President Obama will nominate Mary Jo White, a former U.S. attorney, to head the Securities and Exchange Commission, according to a White House spokesman. Published January 24, 2013

** FILE ** This Saturday, Oct. 6, 2012, file image made from video released by the Israeli Defense Forces shows the downing of a drone that entered Israeli airspace in southern Israel. (AP Photo/Israeli Defense Forces via AP video, File)

U.N. launches probe of U.S. drone attacks

The United Nations denies targeting America and Israel, but an investigator has launched a study of drone attack impacts in the very same nations the U.S. has reportedly used the technology: Pakistan, Afghanistan, Yemen, Palestinian territories and Somalia. Published January 24, 2013

** FILE ** Family members and friends in Norfolk, Va., welcome home the USS Enterprise after its 25th and final deployment, along with the 5,500 sailors and Marines who spent nearly eight months at sea. The Enterprise is the world's first nuclear-powered aircraft carrier. (Associated Press)
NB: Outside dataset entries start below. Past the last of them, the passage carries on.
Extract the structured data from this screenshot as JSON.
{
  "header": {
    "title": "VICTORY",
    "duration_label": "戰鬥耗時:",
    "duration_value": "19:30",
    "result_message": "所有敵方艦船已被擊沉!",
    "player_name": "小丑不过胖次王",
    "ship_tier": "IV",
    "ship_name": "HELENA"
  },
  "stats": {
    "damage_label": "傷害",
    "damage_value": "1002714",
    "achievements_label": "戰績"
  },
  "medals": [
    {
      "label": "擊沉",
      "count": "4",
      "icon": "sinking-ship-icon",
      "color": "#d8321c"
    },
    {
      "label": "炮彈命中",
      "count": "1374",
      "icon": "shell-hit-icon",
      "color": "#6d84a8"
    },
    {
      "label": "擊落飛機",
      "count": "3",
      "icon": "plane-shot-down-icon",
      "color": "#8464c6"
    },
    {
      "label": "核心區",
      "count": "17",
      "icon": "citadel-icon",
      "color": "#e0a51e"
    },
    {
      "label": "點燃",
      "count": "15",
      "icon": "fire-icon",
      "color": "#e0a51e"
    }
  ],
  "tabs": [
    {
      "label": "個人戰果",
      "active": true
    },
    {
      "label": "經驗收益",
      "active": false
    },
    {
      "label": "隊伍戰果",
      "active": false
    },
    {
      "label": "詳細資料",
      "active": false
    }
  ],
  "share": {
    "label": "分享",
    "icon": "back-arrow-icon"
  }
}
Navy cracking down on drunk sailors

Apparently, drunken sailors are causing such problems that the U.S. Navy has announced random alcohol testing, starting next month. Published January 24, 2013

**FILE** Pedestrians walk past the Federal Reserve Bank in New York on Oct. 18, 2012. (Associated Press)

Mystery: $114 billion withdrawn from banks

More than $114 billion has been withdrawn from the nation's biggest banks in the first full week of January, and industry analysts are struggling to understand why. Published January 24, 2013

** FILE ** Kansas Budget Director Steve Anderson prepares to brief the state House Appropriations Committee on Gov. Sam Brownback's spending plan for the state's next two fiscal years, Wednesday, Jan. 16, 2013, at the Statehouse in Topeka, Kan. (AP Photo/John Milburn)

Kansas considers cutting out income tax

Kansas lawmakers, led by Republican Gov. Sam Brownback, introduced a bill Wednesday that would eventually end the state's income tax. Published January 24, 2013

Striking metro workers stand under a banner that reads: "Strike 8th Day'' at the the central depot in Athens, Thursday, Jan. 24, 2013. Greece’s conservative prime minister is holding emergency meeting after a deadline for striking public transport workers expired, leaving Athens’ subway system closed for an eighth day. Strikers protesting pay cuts refused to return to work Thursday despite a court decision declaring their protest illegal. (AP Photo/Thanassis Stavrakis)

Greek government takes hard line with strikers

Return to work or be fired: That's the message of Greece's top transportation official to strikers, following eight days of capital city subway closures. Published January 24, 2013

** FILE ** A religious statue stands in the fire-scorched landscape of Breezy Point after a Nor'easter snowstorm on Nov. 8, 2012, in New York. The beachfront neighborhood was devastated during Superstorm Sandy when a fire pushed by the raging winds destroyed many homes. (Associated Press)

Superstorm Sandy victims scoff at FEMA’s ‘Rapid Repairs’

Federal Emergency Management Agency officials are touting a first-of-its-kind "Rapid Repairs" program as speeding aid to Superstorm Sandy victims in New York City. But ask a resident still awaiting help, and the response, more often than not, is: Repairs? What repairs? Published January 24, 2013